Published: Wednesday, Jul 15, 2015 Last modified: Monday, May 27, 2024

Update: I now use obs-studio for my videos!

This follows up from a blog on capturing video from HDMI

I’ve invested a lot of time, money and effort into screencasting from my Archlinux laptop.

Without going into minutiae, I’ll quickly run through the major obstacles to doing this.

The laptop’s microphone is unusable

Fixed by the Audio-Technica ATR2100-USB Cardioid Dynamic USB/XLR Microphone. However I find it difficult to mount in front of my mouth, where the best recordings are.

Obviously I can’t hold it, since I’m screencasting and I need two hands to type!

video4linux …. sucks

On the 4.x Linux kernel I have a lot of issues with /dev/video0 (typically Webcam) and /dev/video1 (typically GoPro attached via Magewell XI100DUSB-HDMI).

They can disappear, re-appear and cause also sorts of broken recordings. :(

ffmpeg -f v4l2 -list_formats all -i /dev/video1

There is no H264 encoding support from Intel on Linux

Intel’s hardware acceleration technology is called VAAPI and to cut a long story short.. has poor support on Linux.

hendry, if you want to use the intel hw encoder, install Windows. There are a lot of applications that support QSV for encoding. Handbrake for example.

This is my output from vainfo.

The gstreamer implementation at is said to be unstable.

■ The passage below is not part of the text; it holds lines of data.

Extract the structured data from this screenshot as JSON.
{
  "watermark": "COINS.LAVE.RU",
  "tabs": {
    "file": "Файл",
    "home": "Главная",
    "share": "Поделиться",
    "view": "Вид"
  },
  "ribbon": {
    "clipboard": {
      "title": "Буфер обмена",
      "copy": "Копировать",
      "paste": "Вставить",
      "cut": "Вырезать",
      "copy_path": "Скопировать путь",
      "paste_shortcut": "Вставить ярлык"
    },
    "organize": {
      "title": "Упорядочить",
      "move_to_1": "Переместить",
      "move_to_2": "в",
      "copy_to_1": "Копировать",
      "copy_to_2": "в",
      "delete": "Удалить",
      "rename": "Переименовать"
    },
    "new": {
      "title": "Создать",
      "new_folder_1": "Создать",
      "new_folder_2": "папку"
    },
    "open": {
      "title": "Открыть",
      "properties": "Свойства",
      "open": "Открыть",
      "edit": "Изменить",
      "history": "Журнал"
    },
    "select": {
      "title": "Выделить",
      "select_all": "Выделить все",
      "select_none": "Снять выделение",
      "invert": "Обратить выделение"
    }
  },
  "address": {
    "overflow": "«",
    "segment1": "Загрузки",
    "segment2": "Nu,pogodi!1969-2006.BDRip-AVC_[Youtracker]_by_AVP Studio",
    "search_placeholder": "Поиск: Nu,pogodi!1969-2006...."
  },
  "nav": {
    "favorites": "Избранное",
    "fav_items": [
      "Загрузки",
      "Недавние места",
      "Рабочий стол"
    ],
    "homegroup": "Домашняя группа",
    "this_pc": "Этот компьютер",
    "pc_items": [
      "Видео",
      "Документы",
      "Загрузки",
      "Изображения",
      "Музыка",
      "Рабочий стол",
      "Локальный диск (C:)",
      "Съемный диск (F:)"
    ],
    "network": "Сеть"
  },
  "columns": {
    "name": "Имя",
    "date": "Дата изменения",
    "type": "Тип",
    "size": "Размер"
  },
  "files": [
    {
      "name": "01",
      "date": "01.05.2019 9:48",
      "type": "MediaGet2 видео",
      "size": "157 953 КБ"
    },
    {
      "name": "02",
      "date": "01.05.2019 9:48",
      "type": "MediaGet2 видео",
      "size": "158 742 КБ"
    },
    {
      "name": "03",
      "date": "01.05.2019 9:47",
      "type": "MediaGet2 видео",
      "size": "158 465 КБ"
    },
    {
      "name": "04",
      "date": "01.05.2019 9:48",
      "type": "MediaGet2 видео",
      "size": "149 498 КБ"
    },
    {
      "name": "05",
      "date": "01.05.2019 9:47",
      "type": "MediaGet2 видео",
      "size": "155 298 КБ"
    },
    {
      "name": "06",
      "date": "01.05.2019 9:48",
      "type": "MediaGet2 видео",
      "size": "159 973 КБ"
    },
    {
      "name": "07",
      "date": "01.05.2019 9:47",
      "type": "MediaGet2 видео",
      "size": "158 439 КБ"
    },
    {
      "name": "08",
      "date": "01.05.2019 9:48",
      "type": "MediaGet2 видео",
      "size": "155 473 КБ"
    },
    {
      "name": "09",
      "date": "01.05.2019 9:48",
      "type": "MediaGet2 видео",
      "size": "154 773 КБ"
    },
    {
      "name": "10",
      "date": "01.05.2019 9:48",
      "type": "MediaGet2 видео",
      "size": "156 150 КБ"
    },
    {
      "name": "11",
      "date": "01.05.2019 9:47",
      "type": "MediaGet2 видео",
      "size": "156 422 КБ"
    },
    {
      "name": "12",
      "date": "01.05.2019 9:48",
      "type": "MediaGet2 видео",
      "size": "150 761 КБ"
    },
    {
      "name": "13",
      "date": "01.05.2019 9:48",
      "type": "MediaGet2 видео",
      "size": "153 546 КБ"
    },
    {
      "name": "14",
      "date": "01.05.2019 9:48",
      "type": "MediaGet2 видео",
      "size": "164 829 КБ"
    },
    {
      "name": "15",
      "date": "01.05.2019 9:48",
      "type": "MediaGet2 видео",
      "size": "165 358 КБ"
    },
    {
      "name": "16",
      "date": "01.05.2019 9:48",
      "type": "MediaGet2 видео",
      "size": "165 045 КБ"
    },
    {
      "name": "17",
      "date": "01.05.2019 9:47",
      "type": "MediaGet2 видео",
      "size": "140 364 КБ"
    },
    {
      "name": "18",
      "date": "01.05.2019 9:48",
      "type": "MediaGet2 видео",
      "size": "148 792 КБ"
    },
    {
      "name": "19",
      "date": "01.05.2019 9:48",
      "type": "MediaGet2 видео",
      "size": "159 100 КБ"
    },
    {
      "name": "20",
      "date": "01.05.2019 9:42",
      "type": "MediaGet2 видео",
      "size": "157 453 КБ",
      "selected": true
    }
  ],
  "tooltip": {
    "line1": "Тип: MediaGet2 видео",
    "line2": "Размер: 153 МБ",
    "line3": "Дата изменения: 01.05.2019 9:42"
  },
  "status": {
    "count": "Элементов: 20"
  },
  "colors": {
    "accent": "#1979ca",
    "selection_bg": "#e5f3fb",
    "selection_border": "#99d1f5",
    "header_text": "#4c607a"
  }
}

The point is that libva for encoding is incredibly annoying to use, which is the reason why no usefull implementations exist.

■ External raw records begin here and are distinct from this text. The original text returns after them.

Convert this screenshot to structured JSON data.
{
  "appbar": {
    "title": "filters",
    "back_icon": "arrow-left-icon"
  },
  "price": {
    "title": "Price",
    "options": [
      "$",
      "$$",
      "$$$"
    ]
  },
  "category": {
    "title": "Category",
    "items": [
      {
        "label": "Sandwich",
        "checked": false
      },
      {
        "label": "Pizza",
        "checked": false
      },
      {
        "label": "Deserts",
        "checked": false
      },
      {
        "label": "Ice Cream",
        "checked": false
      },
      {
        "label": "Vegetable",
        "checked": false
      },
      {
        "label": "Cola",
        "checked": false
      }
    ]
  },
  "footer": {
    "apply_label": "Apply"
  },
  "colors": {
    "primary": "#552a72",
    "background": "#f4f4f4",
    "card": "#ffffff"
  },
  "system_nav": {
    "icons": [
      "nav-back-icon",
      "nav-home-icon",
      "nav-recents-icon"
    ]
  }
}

Without hardware accelerated H264.. prepare to SKIP FRAMES. LOTS OF FRAMES

On my Broadwell Thinkpad X1C3 recording my desktop at 1920x1080 with a 1920x1080 overlay from my GoPro via V4L is a non-starter. Think of reducing the GoPro input to 640x480 maybe. Sample

Remember software encoding multiple video feeds plus audio is EXTREMELY CPU INTENSIVE. Your machine is unlikely to cope and the result will be jittery video which is unwatchable.

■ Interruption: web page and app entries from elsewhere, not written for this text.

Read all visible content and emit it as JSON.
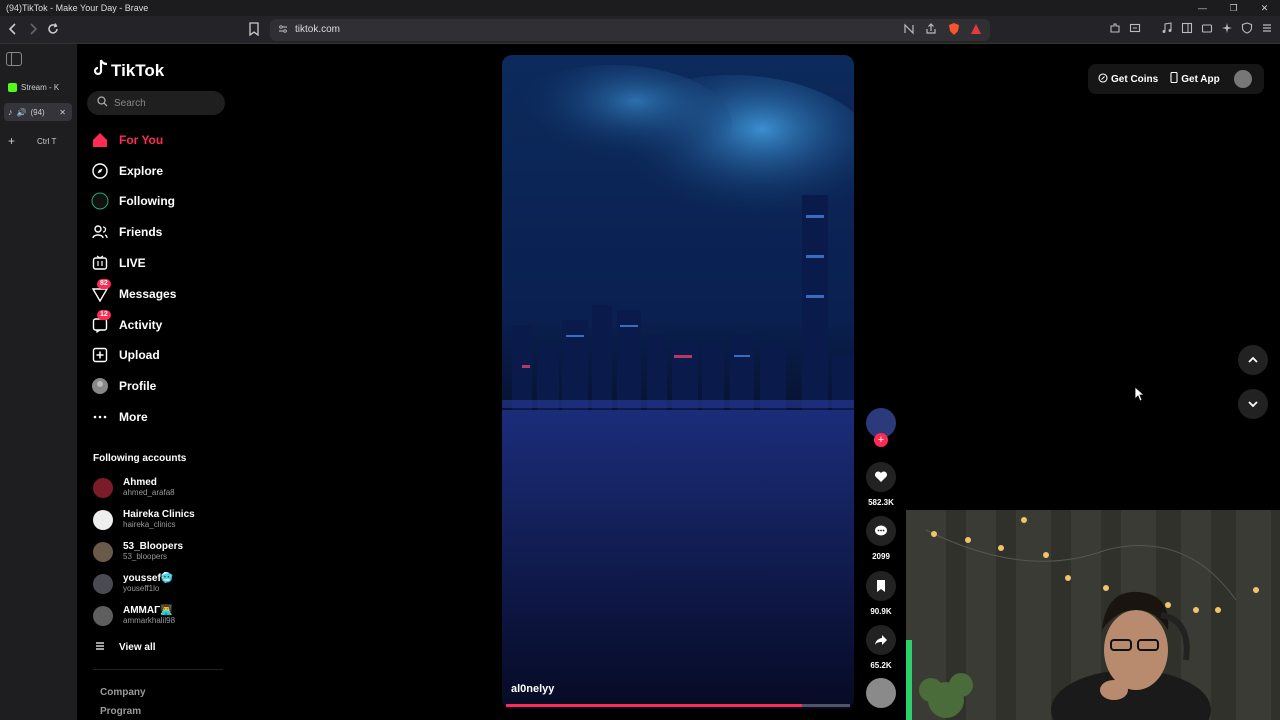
{
  "window": {
    "title": "(94)TikTok - Make Your Day - Brave",
    "min": "—",
    "max": "❐",
    "close": "✕"
  },
  "browser": {
    "url": "tiktok.com"
  },
  "browser_sidebar": {
    "tabs": [
      {
        "label": "Stream - K"
      },
      {
        "label": "(94)",
        "close": "✕"
      }
    ],
    "new_tab_label": "+",
    "shortcut": "Ctrl  T"
  },
  "app": {
    "logo_text": "TikTok",
    "search_placeholder": "Search",
    "nav": [
      {
        "label": "For You"
      },
      {
        "label": "Explore"
      },
      {
        "label": "Following"
      },
      {
        "label": "Friends"
      },
      {
        "label": "LIVE"
      },
      {
        "label": "Messages",
        "badge": "82"
      },
      {
        "label": "Activity",
        "badge": "12"
      },
      {
        "label": "Upload"
      },
      {
        "label": "Profile"
      },
      {
        "label": "More"
      }
    ],
    "following_title": "Following accounts",
    "accounts": [
      {
        "name": "Ahmed",
        "handle": "ahmed_arafa8"
      },
      {
        "name": "Haireka Clinics",
        "handle": "haireka_clinics"
      },
      {
        "name": "53_Bloopers",
        "handle": "53_bloopers"
      },
      {
        "name": "youssef🥶",
        "handle": "youseff1lo"
      },
      {
        "name": "AMMAΓ👨‍💻",
        "handle": "ammarkhalil98"
      }
    ],
    "view_all": "View all",
    "footer": [
      "Company",
      "Program"
    ]
  },
  "video": {
    "author": "al0nelyy",
    "progress": 0.86,
    "likes": "582.3K",
    "comments": "2099",
    "saves": "90.9K",
    "shares": "65.2K"
  },
  "top_right": {
    "coins": "Get Coins",
    "app": "Get App"
  },
  "colors": {
    "accent": "#fe2c55"
  }
}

Workaround: Using MKV output format LOWERS my CPU LOAD! Which Youtube actually understands without taking another step to encode it into MP4.

And the Linux tooling sucks

To work out the optimal recording setup is a LOT OF HARD WORK. Especially since it can be difficult to grok the load, the skipped frames and the resulting FPS until you finished recording.

For best results, you probably just want to record separately however combining and syncing audio and video is an INCREDIBLY time intensive manual operation. The tooling sucks on Linux. Even on FCPX on MacOSX it takes a huge amount of time to do right.